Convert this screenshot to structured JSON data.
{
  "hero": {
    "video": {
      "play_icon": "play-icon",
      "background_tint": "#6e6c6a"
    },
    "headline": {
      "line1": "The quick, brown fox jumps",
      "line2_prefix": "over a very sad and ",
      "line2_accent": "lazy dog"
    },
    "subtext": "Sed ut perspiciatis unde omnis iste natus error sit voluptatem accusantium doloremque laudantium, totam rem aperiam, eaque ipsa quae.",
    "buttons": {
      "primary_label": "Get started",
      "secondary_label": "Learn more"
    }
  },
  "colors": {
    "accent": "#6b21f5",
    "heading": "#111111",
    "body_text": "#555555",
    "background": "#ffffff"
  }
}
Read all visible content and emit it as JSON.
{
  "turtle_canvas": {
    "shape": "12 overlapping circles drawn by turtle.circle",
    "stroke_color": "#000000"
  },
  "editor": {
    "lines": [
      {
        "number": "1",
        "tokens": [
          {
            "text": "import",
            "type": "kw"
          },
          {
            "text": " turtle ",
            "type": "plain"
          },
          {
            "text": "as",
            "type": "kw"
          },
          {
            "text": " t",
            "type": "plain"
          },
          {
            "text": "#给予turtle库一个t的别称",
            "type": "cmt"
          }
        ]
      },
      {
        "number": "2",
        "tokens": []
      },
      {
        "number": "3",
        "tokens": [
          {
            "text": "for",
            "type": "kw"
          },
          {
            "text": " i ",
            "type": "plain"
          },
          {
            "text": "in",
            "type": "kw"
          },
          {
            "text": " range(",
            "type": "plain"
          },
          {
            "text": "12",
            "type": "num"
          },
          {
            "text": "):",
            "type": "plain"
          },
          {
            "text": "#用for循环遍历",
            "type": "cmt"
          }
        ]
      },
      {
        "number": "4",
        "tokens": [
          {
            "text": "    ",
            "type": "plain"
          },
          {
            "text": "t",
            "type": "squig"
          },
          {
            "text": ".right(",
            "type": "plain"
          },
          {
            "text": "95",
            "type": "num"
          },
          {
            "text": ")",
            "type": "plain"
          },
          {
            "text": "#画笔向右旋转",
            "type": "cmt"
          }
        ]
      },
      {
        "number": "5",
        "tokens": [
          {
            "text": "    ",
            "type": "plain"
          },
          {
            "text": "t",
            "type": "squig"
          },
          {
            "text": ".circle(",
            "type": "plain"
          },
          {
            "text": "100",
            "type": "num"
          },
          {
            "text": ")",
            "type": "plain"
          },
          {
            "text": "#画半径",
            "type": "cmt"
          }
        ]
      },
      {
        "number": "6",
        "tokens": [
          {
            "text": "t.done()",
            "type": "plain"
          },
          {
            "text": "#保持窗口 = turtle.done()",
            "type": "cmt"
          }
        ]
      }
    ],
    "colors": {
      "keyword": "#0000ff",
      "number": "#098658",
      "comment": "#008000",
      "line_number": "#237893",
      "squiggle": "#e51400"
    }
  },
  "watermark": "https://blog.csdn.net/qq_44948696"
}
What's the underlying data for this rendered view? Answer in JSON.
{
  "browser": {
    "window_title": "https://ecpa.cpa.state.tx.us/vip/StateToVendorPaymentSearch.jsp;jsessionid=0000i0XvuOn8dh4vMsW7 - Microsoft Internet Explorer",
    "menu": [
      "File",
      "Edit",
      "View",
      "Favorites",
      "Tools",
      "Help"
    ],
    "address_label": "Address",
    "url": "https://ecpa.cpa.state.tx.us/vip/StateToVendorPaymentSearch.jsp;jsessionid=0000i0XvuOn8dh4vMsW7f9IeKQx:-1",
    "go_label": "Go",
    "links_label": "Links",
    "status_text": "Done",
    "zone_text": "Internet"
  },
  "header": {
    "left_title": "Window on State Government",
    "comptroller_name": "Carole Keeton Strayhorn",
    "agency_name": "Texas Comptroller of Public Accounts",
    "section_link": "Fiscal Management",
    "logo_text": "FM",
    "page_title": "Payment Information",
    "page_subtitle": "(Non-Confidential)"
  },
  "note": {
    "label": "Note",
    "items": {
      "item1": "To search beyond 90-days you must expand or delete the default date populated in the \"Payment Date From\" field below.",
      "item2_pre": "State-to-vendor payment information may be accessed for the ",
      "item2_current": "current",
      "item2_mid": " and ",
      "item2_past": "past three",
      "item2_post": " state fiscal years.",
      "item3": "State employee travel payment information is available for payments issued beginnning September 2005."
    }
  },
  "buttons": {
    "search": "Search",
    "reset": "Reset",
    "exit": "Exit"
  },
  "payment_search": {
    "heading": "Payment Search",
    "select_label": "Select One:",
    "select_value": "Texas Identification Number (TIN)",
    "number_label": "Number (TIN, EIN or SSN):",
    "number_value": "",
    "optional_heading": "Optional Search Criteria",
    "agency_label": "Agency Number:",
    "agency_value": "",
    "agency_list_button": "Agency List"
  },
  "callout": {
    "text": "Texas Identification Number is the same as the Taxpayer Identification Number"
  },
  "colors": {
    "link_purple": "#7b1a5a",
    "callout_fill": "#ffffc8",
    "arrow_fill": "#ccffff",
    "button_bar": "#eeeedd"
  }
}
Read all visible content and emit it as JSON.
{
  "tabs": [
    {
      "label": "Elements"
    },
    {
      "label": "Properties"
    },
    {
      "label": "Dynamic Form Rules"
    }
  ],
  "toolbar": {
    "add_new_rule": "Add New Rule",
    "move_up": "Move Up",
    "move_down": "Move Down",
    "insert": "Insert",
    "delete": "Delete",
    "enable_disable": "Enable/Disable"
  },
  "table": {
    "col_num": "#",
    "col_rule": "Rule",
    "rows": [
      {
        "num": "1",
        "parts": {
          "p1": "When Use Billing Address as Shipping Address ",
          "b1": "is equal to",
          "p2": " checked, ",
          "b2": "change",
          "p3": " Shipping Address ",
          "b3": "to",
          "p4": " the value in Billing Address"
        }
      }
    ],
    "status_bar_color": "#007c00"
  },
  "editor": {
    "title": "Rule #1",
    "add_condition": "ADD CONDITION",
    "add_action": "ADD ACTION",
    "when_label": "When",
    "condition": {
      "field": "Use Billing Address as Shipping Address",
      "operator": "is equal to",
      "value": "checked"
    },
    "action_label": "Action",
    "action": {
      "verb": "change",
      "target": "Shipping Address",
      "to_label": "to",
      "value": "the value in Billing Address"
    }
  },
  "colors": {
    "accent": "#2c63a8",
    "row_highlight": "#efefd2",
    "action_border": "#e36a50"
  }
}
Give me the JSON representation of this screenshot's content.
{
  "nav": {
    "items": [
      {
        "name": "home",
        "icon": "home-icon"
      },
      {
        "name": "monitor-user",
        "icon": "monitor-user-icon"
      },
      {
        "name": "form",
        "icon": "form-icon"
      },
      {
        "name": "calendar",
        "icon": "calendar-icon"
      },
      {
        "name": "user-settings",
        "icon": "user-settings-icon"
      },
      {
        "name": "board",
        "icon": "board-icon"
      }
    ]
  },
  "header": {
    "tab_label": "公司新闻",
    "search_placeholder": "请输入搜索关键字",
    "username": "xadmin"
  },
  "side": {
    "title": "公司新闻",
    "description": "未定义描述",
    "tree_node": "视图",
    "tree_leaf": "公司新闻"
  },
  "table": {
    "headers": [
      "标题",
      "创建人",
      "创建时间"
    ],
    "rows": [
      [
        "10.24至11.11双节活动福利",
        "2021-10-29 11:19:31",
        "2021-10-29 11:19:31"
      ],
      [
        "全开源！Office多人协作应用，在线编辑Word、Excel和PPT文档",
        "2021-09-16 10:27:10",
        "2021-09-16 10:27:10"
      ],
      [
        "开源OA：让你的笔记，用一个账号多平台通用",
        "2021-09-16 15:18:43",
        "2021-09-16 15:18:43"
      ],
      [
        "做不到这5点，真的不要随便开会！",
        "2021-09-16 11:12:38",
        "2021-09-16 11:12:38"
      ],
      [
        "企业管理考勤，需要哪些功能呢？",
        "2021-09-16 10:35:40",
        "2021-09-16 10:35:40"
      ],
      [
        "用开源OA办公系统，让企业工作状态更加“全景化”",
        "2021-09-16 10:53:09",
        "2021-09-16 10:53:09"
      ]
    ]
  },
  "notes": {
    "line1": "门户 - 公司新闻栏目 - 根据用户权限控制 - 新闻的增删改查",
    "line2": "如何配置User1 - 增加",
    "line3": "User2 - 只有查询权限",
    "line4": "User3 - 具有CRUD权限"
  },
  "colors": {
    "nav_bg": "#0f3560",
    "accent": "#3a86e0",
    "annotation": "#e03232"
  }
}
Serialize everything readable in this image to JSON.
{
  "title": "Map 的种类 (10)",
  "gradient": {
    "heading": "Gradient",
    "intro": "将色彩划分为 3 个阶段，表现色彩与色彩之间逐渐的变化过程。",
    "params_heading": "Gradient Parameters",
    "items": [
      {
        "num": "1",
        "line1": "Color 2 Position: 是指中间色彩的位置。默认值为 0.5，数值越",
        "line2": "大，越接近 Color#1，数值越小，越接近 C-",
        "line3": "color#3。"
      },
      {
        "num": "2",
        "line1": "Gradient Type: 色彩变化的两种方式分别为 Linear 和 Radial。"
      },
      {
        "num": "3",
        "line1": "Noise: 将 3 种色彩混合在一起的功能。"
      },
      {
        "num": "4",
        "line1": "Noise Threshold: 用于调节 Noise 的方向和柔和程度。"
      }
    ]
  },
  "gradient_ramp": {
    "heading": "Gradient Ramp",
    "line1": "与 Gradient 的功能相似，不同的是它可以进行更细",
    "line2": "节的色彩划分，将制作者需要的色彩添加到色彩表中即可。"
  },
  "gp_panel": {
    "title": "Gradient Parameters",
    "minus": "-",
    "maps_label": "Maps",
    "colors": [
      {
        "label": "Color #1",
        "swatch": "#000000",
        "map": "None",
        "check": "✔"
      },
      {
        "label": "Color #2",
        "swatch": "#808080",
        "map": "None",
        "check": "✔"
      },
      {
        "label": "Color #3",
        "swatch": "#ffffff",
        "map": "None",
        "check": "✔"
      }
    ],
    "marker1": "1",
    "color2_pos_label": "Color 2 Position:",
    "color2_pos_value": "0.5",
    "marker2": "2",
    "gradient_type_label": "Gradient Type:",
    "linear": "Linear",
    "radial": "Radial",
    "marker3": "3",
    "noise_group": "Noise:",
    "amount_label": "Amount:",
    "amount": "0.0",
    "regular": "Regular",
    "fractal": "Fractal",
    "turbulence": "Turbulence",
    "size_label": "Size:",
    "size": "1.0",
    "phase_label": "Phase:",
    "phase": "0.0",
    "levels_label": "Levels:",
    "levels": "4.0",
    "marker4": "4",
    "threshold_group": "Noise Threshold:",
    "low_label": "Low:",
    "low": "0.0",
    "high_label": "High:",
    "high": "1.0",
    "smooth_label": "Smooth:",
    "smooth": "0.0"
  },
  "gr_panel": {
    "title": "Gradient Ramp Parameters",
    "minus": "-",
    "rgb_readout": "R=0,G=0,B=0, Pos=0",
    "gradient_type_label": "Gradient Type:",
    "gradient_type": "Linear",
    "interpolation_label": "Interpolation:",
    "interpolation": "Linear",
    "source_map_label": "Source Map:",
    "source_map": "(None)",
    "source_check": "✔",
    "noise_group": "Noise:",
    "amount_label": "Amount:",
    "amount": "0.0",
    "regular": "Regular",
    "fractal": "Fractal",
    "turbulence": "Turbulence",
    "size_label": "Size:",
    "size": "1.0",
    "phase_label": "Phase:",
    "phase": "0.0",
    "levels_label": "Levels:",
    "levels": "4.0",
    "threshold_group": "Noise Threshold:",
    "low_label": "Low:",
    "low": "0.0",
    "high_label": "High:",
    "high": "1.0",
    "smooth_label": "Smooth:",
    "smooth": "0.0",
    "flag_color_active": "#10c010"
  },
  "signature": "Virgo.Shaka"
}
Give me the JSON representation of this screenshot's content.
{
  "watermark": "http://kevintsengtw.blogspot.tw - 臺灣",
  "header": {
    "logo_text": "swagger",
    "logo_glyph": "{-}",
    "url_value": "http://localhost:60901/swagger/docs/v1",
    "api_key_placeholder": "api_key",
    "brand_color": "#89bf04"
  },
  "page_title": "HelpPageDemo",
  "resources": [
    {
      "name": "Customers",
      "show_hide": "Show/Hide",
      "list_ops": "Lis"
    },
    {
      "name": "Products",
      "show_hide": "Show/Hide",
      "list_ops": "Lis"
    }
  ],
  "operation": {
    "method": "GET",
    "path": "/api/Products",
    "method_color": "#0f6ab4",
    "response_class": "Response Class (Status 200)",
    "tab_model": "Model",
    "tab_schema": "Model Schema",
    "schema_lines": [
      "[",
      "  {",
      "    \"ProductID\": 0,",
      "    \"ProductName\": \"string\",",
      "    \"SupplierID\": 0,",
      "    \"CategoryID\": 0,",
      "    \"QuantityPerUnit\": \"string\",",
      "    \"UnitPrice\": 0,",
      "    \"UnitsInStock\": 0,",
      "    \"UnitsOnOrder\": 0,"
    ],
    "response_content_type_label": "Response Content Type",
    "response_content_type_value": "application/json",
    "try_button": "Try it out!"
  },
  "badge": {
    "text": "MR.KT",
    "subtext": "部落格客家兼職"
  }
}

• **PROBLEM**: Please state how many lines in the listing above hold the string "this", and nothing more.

• **YOUR RESPONSE**: 5